>>>>

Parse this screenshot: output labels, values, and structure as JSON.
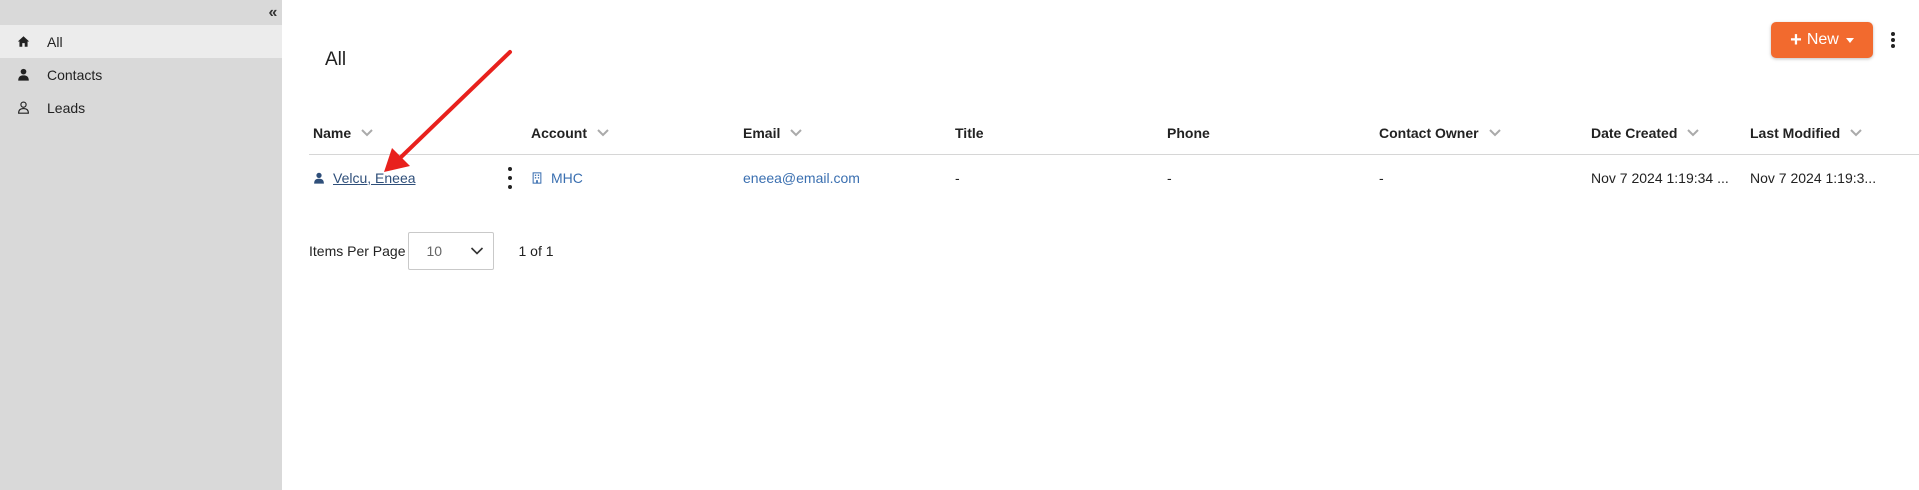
{
  "sidebar": {
    "collapse_glyph": "«",
    "items": [
      {
        "label": "All",
        "icon": "home-icon",
        "active": true
      },
      {
        "label": "Contacts",
        "icon": "person-icon",
        "active": false
      },
      {
        "label": "Leads",
        "icon": "person-outline-icon",
        "active": false
      }
    ]
  },
  "header": {
    "title": "All",
    "new_label": "New"
  },
  "table": {
    "columns": [
      "Name",
      "Account",
      "Email",
      "Title",
      "Phone",
      "Contact Owner",
      "Date Created",
      "Last Modified"
    ],
    "rows": [
      {
        "name": "Velcu, Eneea",
        "account": "MHC",
        "email": "eneea@email.com",
        "title": "-",
        "phone": "-",
        "owner": "-",
        "date_created": "Nov 7 2024 1:19:34 ...",
        "last_modified": "Nov 7 2024 1:19:3..."
      }
    ]
  },
  "pager": {
    "label": "Items Per Page",
    "per_page": "10",
    "count": "1 of 1"
  },
  "colors": {
    "accent": "#f26a2e",
    "link": "#3a6fb0",
    "sidebar_bg": "#d9d9d9",
    "annotation": "#e8211d"
  }
}
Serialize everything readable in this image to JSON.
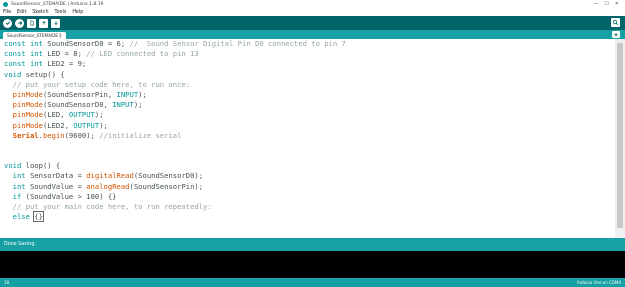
{
  "window": {
    "title": "SoundSensor_STEMAIDE | Arduino 1.8.19",
    "minimize_symbol": "—",
    "maximize_symbol": "☐",
    "close_symbol": "✕"
  },
  "menu": [
    "File",
    "Edit",
    "Sketch",
    "Tools",
    "Help"
  ],
  "toolbar": {
    "buttons": [
      "verify-icon",
      "upload-icon",
      "new-icon",
      "open-icon",
      "save-icon"
    ],
    "serial_monitor_icon": "magnifier-icon"
  },
  "tabs": {
    "active_label": "SoundSensor_STEMAIDE §",
    "menu_icon": "triangle-down-icon"
  },
  "code_lines": [
    "const int SoundSensorD0 = 6; //  Sound Sensor Digital Pin D0 connected to pin 7",
    "const int LED = 8; // LED connected to pin 13",
    "const int LED2 = 9;",
    "void setup() {",
    "  // put your setup code here, to run once:",
    "  pinMode(SoundSensorPin, INPUT);",
    "  pinMode(SoundSensorD0, INPUT);",
    "  pinMode(LED, OUTPUT);",
    "  pinMode(LED2, OUTPUT);",
    "  Serial.begin(9600); //initialize serial",
    "",
    "",
    "void loop() {",
    "  int SensorData = digitalRead(SoundSensorD0);",
    "  int SoundValue = analogRead(SoundSensorPin);",
    "  if (SoundValue > 100) {}",
    "  // put your main code here, to run repeatedly:",
    "  else {}"
  ],
  "status": {
    "message": "Done Saving."
  },
  "footer": {
    "line_number": "18",
    "board": "Arduino Uno on COM4"
  }
}
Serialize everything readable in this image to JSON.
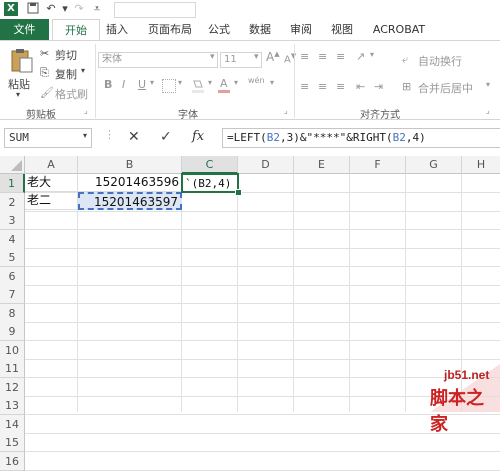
{
  "tabs": [
    "文件",
    "开始",
    "插入",
    "页面布局",
    "公式",
    "数据",
    "审阅",
    "视图",
    "ACROBAT"
  ],
  "clipboard": {
    "cut": "剪切",
    "copy": "复制",
    "format_painter": "格式刷",
    "paste": "粘贴",
    "group": "剪贴板"
  },
  "font": {
    "name": "宋体",
    "size": "11",
    "group": "字体",
    "bold": "B",
    "italic": "I",
    "underline": "U",
    "font_color": "A",
    "phonetic": "wén"
  },
  "alignment": {
    "wrap": "自动换行",
    "merge": "合并后居中",
    "group": "对齐方式"
  },
  "formula_bar": {
    "name_box": "SUM",
    "cancel": "✕",
    "confirm": "✓",
    "fx": "fx",
    "formula_parts": [
      "=LEFT(",
      "B2",
      ",3)&\"****\"&RIGHT(",
      "B2",
      ",4)"
    ]
  },
  "columns": [
    "A",
    "B",
    "C",
    "D",
    "E",
    "F",
    "G",
    "H"
  ],
  "rows": [
    "1",
    "2",
    "3",
    "4",
    "5",
    "6",
    "7",
    "8",
    "9",
    "10",
    "11",
    "12",
    "13",
    "14",
    "15",
    "16"
  ],
  "cells": {
    "A1": "老大",
    "B1": "15201463596",
    "C1": "`(B2,4)",
    "A2": "老二",
    "B2": "15201463597"
  },
  "watermark": {
    "site": "jb51.net",
    "brand": "脚本之家"
  },
  "colors": {
    "accent": "#217346",
    "selection": "#dce6f4",
    "ref_blue": "#4472c4"
  }
}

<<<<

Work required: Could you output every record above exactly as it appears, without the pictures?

Response:
Parse this screenshot: output labels, values, and structure as JSON.
{
  "sidebar": {
    "collapse_glyph": "«",
    "items": [
      {
        "label": "All",
        "icon": "home-icon",
        "active": true
      },
      {
        "label": "Contacts",
        "icon": "person-icon",
        "active": false
      },
      {
        "label": "Leads",
        "icon": "person-outline-icon",
        "active": false
      }
    ]
  },
  "header": {
    "title": "All",
    "new_label": "New"
  },
  "table": {
    "columns": [
      "Name",
      "Account",
      "Email",
      "Title",
      "Phone",
      "Contact Owner",
      "Date Created",
      "Last Modified"
    ],
    "rows": [
      {
        "name": "Velcu, Eneea",
        "account": "MHC",
        "email": "eneea@email.com",
        "title": "-",
        "phone": "-",
        "owner": "-",
        "date_created": "Nov 7 2024 1:19:34 ...",
        "last_modified": "Nov 7 2024 1:19:3..."
      }
    ]
  },
  "pager": {
    "label": "Items Per Page",
    "per_page": "10",
    "count": "1 of 1"
  },
  "colors": {
    "accent": "#f26a2e",
    "link": "#3a6fb0",
    "sidebar_bg": "#d9d9d9",
    "annotation": "#e8211d"
  }
}
Serialize everything readable in this image to JSON.
{
  "window": {
    "title": "SoundSensor_STEMAIDE | Arduino 1.8.19",
    "minimize_symbol": "—",
    "maximize_symbol": "☐",
    "close_symbol": "✕"
  },
  "menu": [
    "File",
    "Edit",
    "Sketch",
    "Tools",
    "Help"
  ],
  "toolbar": {
    "buttons": [
      "verify-icon",
      "upload-icon",
      "new-icon",
      "open-icon",
      "save-icon"
    ],
    "serial_monitor_icon": "magnifier-icon"
  },
  "tabs": {
    "active_label": "SoundSensor_STEMAIDE §",
    "menu_icon": "triangle-down-icon"
  },
  "code_lines": [
    "const int SoundSensorD0 = 6; //  Sound Sensor Digital Pin D0 connected to pin 7",
    "const int LED = 8; // LED connected to pin 13",
    "const int LED2 = 9;",
    "void setup() {",
    "  // put your setup code here, to run once:",
    "  pinMode(SoundSensorPin, INPUT);",
    "  pinMode(SoundSensorD0, INPUT);",
    "  pinMode(LED, OUTPUT);",
    "  pinMode(LED2, OUTPUT);",
    "  Serial.begin(9600); //initialize serial",
    "",
    "",
    "void loop() {",
    "  int SensorData = digitalRead(SoundSensorD0);",
    "  int SoundValue = analogRead(SoundSensorPin);",
    "  if (SoundValue > 100) {}",
    "  // put your main code here, to run repeatedly:",
    "  else {}"
  ],
  "status": {
    "message": "Done Saving."
  },
  "footer": {
    "line_number": "18",
    "board": "Arduino Uno on COM4"
  }
}
Serialize everything readable in this image to JSON.
{
  "tabs": [
    "文件",
    "开始",
    "插入",
    "页面布局",
    "公式",
    "数据",
    "审阅",
    "视图",
    "ACROBAT"
  ],
  "clipboard": {
    "cut": "剪切",
    "copy": "复制",
    "format_painter": "格式刷",
    "paste": "粘贴",
    "group": "剪贴板"
  },
  "font": {
    "name": "宋体",
    "size": "11",
    "group": "字体",
    "bold": "B",
    "italic": "I",
    "underline": "U",
    "font_color": "A",
    "phonetic": "wén"
  },
  "alignment": {
    "wrap": "自动换行",
    "merge": "合并后居中",
    "group": "对齐方式"
  },
  "formula_bar": {
    "name_box": "SUM",
    "cancel": "✕",
    "confirm": "✓",
    "fx": "fx",
    "formula_parts": [
      "=LEFT(",
      "B2",
      ",3)&\"****\"&RIGHT(",
      "B2",
      ",4)"
    ]
  },
  "columns": [
    "A",
    "B",
    "C",
    "D",
    "E",
    "F",
    "G",
    "H"
  ],
  "rows": [
    "1",
    "2",
    "3",
    "4",
    "5",
    "6",
    "7",
    "8",
    "9",
    "10",
    "11",
    "12",
    "13",
    "14",
    "15",
    "16"
  ],
  "cells": {
    "A1": "老大",
    "B1": "15201463596",
    "C1": "`(B2,4)",
    "A2": "老二",
    "B2": "15201463597"
  },
  "watermark": {
    "site": "jb51.net",
    "brand": "脚本之家"
  },
  "colors": {
    "accent": "#217346",
    "selection": "#dce6f4",
    "ref_blue": "#4472c4"
  }
}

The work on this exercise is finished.